What other professions have you worked in?
Before coming to New Zealand, I taught English literature in China for seven years. Currently I’m a fulltime PhD candidate at Victoria University of Wellington. My research focuses on Yi Sha as the representative of Chinese minjian poetry – it’s a tricky term in the context of contemporary Chinese poetry that has multiple meanings such as “folk,” “oral,” “unofficial,” “indigenous,” etc.
What did you want to be when you were young?
I once dreamed of becoming a soccer player but I was not so athletic. I had good skills and a coach wanted me to practice with him. I gave it up because in China, if you choose to receive professional training, you are put in a different educational system set for athletes. Both my parents and I didn’t want that.
What drew you to write a translation of this piece in particular?
"Night of the Full Moon” attracted me among other poems by Shen Haobo with its imagination and religious implication, which is rare in contemporary Chinese poetry. Chinese society is basically a secular one, and most Chinese poets are not religious persons. Shen Haobo, as far as I know, is not a Christian. However, I was surprised by the religious elements in his poetry, including Buddhism and Christianity, which indicates he knows a lot about religion. In this poem, he compares the full moon to a huge-headed orphan nailed to the sky like a Jesus who helplessly watches the miserable world. That’s impressive.
Is there a city or place, real or imagined, that influences your writing?
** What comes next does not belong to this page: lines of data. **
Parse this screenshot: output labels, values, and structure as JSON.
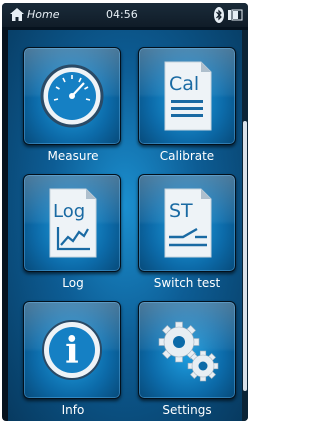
{
  "status_bar": {
    "home_label": "Home",
    "time": "04:56",
    "icons": [
      "home-icon",
      "bluetooth-icon",
      "battery-icon"
    ]
  },
  "menu": {
    "tiles": [
      {
        "label": "Measure",
        "icon": "gauge-icon"
      },
      {
        "label": "Calibrate",
        "icon": "calibrate-document-icon",
        "icon_text": "Cal"
      },
      {
        "label": "Log",
        "icon": "log-document-icon",
        "icon_text": "Log"
      },
      {
        "label": "Switch test",
        "icon": "switch-test-document-icon",
        "icon_text": "ST"
      },
      {
        "label": "Info",
        "icon": "info-icon",
        "icon_text": "i"
      },
      {
        "label": "Settings",
        "icon": "gears-icon"
      }
    ]
  },
  "colors": {
    "screen_blue": "#0d5d95",
    "tile_blue": "#1e9ee0",
    "bezel": "#06121e",
    "text": "#ffffff"
  }
}
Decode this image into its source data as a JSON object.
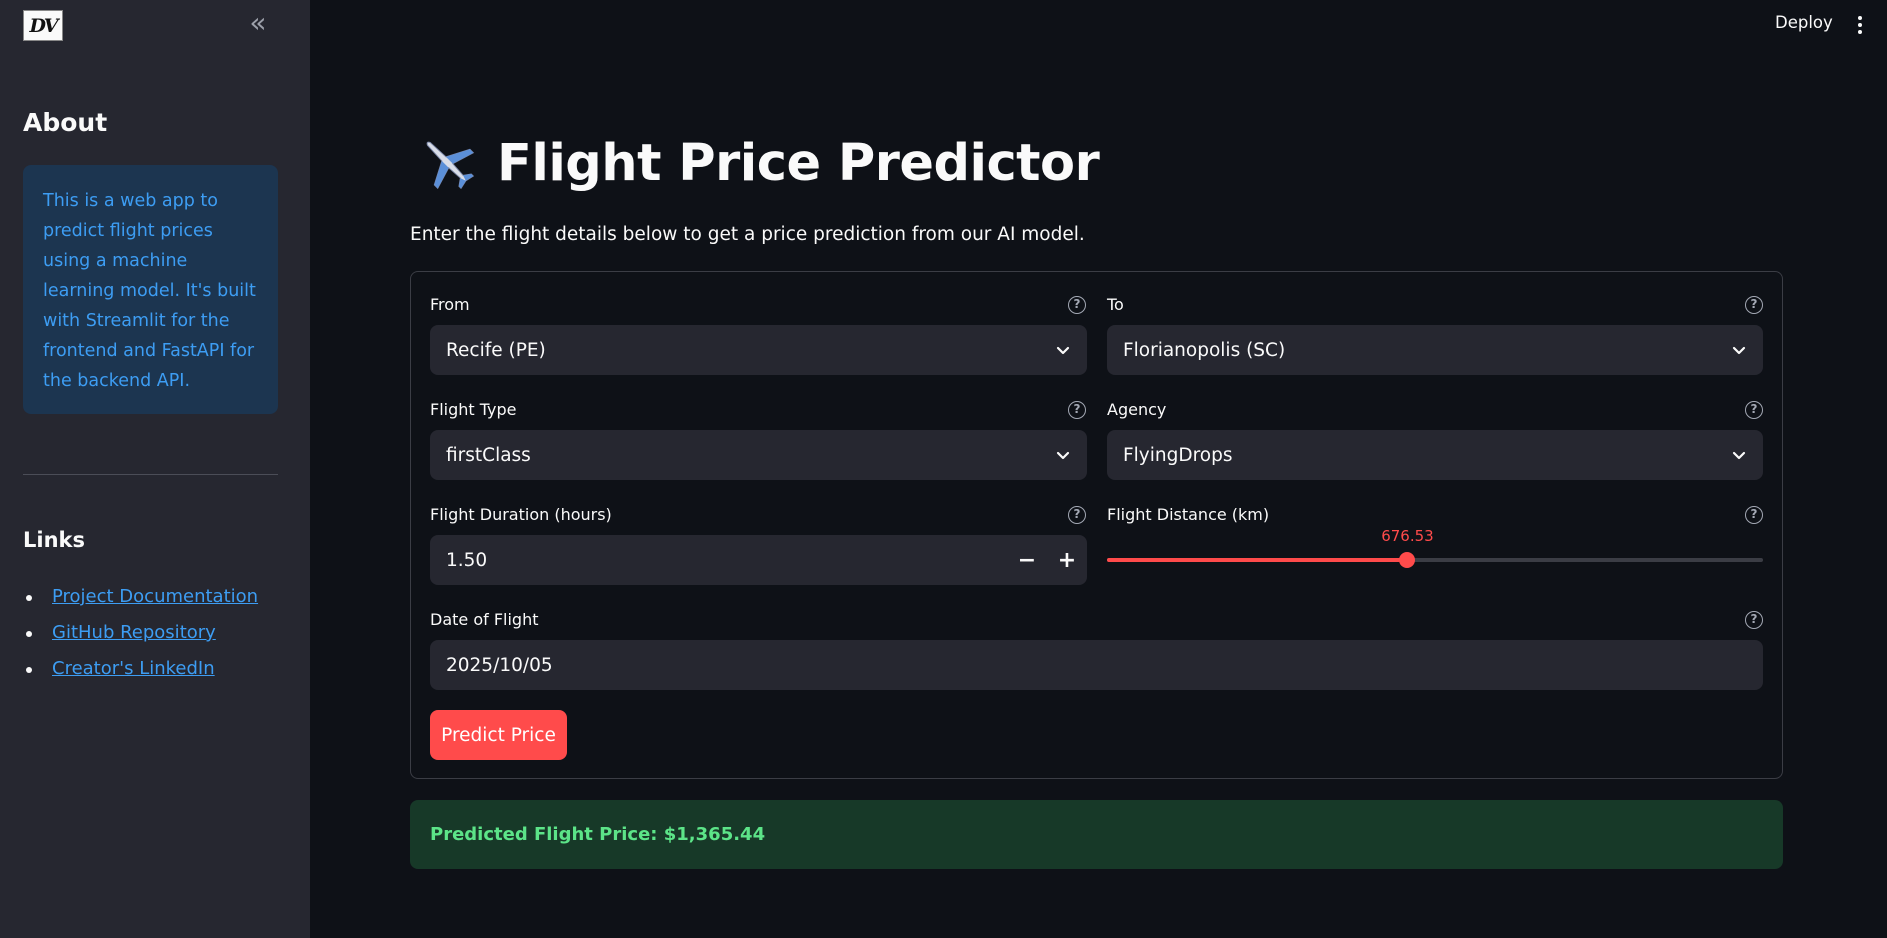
{
  "sidebar": {
    "logo_text": "DV",
    "collapse_icon": "double-chevron-left-icon",
    "about_heading": "About",
    "about_text": "This is a web app to predict flight prices using a machine learning model. It's built with Streamlit for the frontend and FastAPI for the backend API.",
    "links_heading": "Links",
    "links": [
      {
        "label": "Project Documentation"
      },
      {
        "label": "GitHub Repository"
      },
      {
        "label": "Creator's LinkedIn"
      }
    ]
  },
  "header": {
    "deploy_label": "Deploy",
    "menu_icon": "kebab-menu-icon"
  },
  "main": {
    "title": "Flight Price Predictor",
    "title_icon": "airplane-icon",
    "subtitle": "Enter the flight details below to get a price prediction from our AI model.",
    "form": {
      "from": {
        "label": "From",
        "value": "Recife (PE)"
      },
      "to": {
        "label": "To",
        "value": "Florianopolis (SC)"
      },
      "flight_type": {
        "label": "Flight Type",
        "value": "firstClass"
      },
      "agency": {
        "label": "Agency",
        "value": "FlyingDrops"
      },
      "duration": {
        "label": "Flight Duration (hours)",
        "value": "1.50",
        "minus": "−",
        "plus": "+"
      },
      "distance": {
        "label": "Flight Distance (km)",
        "value": "676.53",
        "fraction": 0.458
      },
      "date": {
        "label": "Date of Flight",
        "value": "2025/10/05"
      },
      "help_glyph": "?"
    },
    "predict_button": "Predict Price",
    "result": "Predicted Flight Price: $1,365.44"
  },
  "colors": {
    "accent": "#ff4b4b",
    "info_text": "#3d9df3",
    "success_text": "#5ce488",
    "background": "#0e1117",
    "sidebar_bg": "#262730"
  }
}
I'm not so sensitive to places. In China, I lived in my hometown, Changde, for eighteen years. Then I studied in Wuhan for six years before moving to Changsha to work. After another seven years (with five months in the US), I came to New Zealand. I don’t know where I’m going in the future but am always anticipating changes. I’ve written about China, America and New Zealand. They are not much different to me. Perhaps there is some holy place in my heart that keeps influencing my writing, but for now, I don’t know.
Who typically gets the first read of your work?
Editors I submit my work to, for I seldom share my unpublished writing with friends. Sometimes I would post my Chinese work online or in other media and let my fellow poets read and make comments, as in China they generally do not consider work posted online as published. However, this method seems not applicable in the English-speaking world, as most magazines won’t accept stuff that has already appeared online. I have to keep them secret.
If you could work in another art form what would it be?
I guess it would be calligraphy. I began to learn and practice Chinese calligraphy with a private tutor at the age of six but gave it up after I went to university. I won a number of awards during that period. I quit because I lost interest and wanted to find another art form to express myself. As I grow older, I often reconsider my previous decision. Maybe one day I will do it again.
What are you working on currently?
Currently, apart from my PhD thesis, I’m translating a full collection of Shen Haobo’s poetry, which is exciting. There has been some scholarship on him but his poems are generally not available in English translation. Another Chinese poet I’m translating is Dai Weina, a young, talented poet, whose mesmerizing work is different from most Chinese poets I know. I’m also translating some British, American and New Zealand poets into Chinese, including Sasha Dugdale, Jack Ross and Anna Jackson.
LIANG YUJING grew up in China and is currently a PhD candidate at Victoria University of Wellington, New Zealand. His poems and translations have appeared in a number of magazines across the world, including Modern Poetry in Translation and Boston Review. He is the Chinese translator of Best New Zealand Poems 2014. His forthcoming books of translation include What Do Women Want: Poems by Kim Addonizio (in China) and Zero Distance: New Poetry from China.